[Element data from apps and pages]
━━━━━━━━

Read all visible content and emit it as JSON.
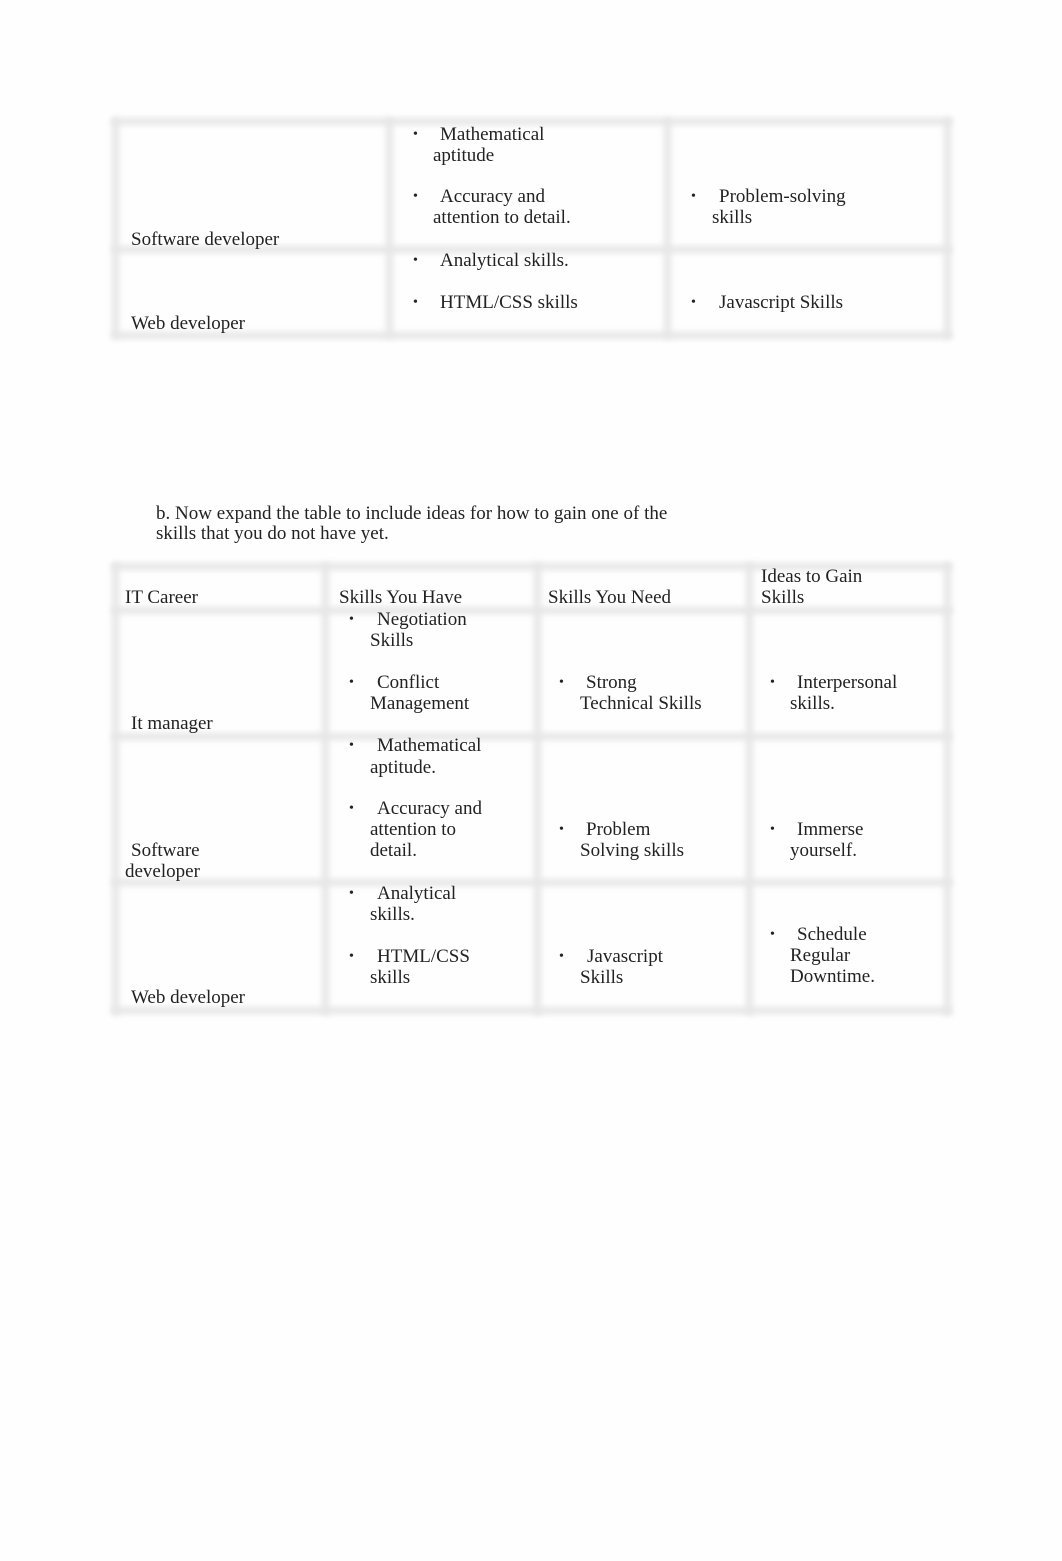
{
  "table1": {
    "rows": [
      {
        "career": "Software developer",
        "have": [
          {
            "first": "Mathematical",
            "rest": "aptitude"
          },
          {
            "first": "Accuracy and",
            "rest": "attention to detail."
          },
          {
            "first": "Analytical skills.",
            "rest": ""
          }
        ],
        "need": [
          {
            "first": "Problem-solving",
            "rest": "skills"
          }
        ]
      },
      {
        "career": "Web developer",
        "have": [
          {
            "first": "HTML/CSS skills",
            "rest": ""
          }
        ],
        "need": [
          {
            "first": "Javascript Skills",
            "rest": ""
          }
        ]
      }
    ]
  },
  "instruction": {
    "line1": "b. Now expand the table to include ideas for how to gain one of the",
    "line2": "skills that you do not have yet."
  },
  "table2": {
    "headers": [
      "IT Career",
      "Skills You Have",
      "Skills You Need",
      "Ideas to Gain",
      "Skills"
    ],
    "rows": [
      {
        "career": [
          "It manager"
        ],
        "have": [
          {
            "first": "Negotiation",
            "rest": "Skills"
          },
          {
            "first": "Conflict",
            "rest": "Management"
          }
        ],
        "need": [
          {
            "first": "Strong",
            "rest": "Technical Skills"
          }
        ],
        "ideas": [
          {
            "first": "Interpersonal",
            "rest": "skills."
          }
        ]
      },
      {
        "career": [
          "Software",
          "developer"
        ],
        "have": [
          {
            "first": "Mathematical",
            "rest": "aptitude."
          },
          {
            "first": "Accuracy and",
            "rest": "attention to\ndetail."
          }
        ],
        "need": [
          {
            "first": "Problem",
            "rest": "Solving skills"
          }
        ],
        "ideas": [
          {
            "first": "Immerse",
            "rest": "yourself."
          }
        ]
      },
      {
        "career": [
          "Web developer"
        ],
        "have": [
          {
            "first": "Analytical",
            "rest": "skills."
          },
          {
            "first": "HTML/CSS",
            "rest": "skills"
          }
        ],
        "need": [
          {
            "first": " Javascript",
            "rest": "Skills"
          }
        ],
        "ideas": [
          {
            "first": "Schedule",
            "rest": "Regular\nDowntime."
          }
        ]
      }
    ]
  },
  "bullet_glyph": "•"
}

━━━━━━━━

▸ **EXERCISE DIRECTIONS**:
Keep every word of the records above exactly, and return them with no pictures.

▸ **SOLUTION TO THE EXERCISE**:
Read all visible content and emit it as JSON.
{
  "table1": {
    "rows": [
      {
        "career": "Software developer",
        "have": [
          {
            "first": "Mathematical",
            "rest": "aptitude"
          },
          {
            "first": "Accuracy and",
            "rest": "attention to detail."
          },
          {
            "first": "Analytical skills.",
            "rest": ""
          }
        ],
        "need": [
          {
            "first": "Problem-solving",
            "rest": "skills"
          }
        ]
      },
      {
        "career": "Web developer",
        "have": [
          {
            "first": "HTML/CSS skills",
            "rest": ""
          }
        ],
        "need": [
          {
            "first": "Javascript Skills",
            "rest": ""
          }
        ]
      }
    ]
  },
  "instruction": {
    "line1": "b. Now expand the table to include ideas for how to gain one of the",
    "line2": "skills that you do not have yet."
  },
  "table2": {
    "headers": [
      "IT Career",
      "Skills You Have",
      "Skills You Need",
      "Ideas to Gain",
      "Skills"
    ],
    "rows": [
      {
        "career": [
          "It manager"
        ],
        "have": [
          {
            "first": "Negotiation",
            "rest": "Skills"
          },
          {
            "first": "Conflict",
            "rest": "Management"
          }
        ],
        "need": [
          {
            "first": "Strong",
            "rest": "Technical Skills"
          }
        ],
        "ideas": [
          {
            "first": "Interpersonal",
            "rest": "skills."
          }
        ]
      },
      {
        "career": [
          "Software",
          "developer"
        ],
        "have": [
          {
            "first": "Mathematical",
            "rest": "aptitude."
          },
          {
            "first": "Accuracy and",
            "rest": "attention to\ndetail."
          }
        ],
        "need": [
          {
            "first": "Problem",
            "rest": "Solving skills"
          }
        ],
        "ideas": [
          {
            "first": "Immerse",
            "rest": "yourself."
          }
        ]
      },
      {
        "career": [
          "Web developer"
        ],
        "have": [
          {
            "first": "Analytical",
            "rest": "skills."
          },
          {
            "first": "HTML/CSS",
            "rest": "skills"
          }
        ],
        "need": [
          {
            "first": " Javascript",
            "rest": "Skills"
          }
        ],
        "ideas": [
          {
            "first": "Schedule",
            "rest": "Regular\nDowntime."
          }
        ]
      }
    ]
  },
  "bullet_glyph": "•"
}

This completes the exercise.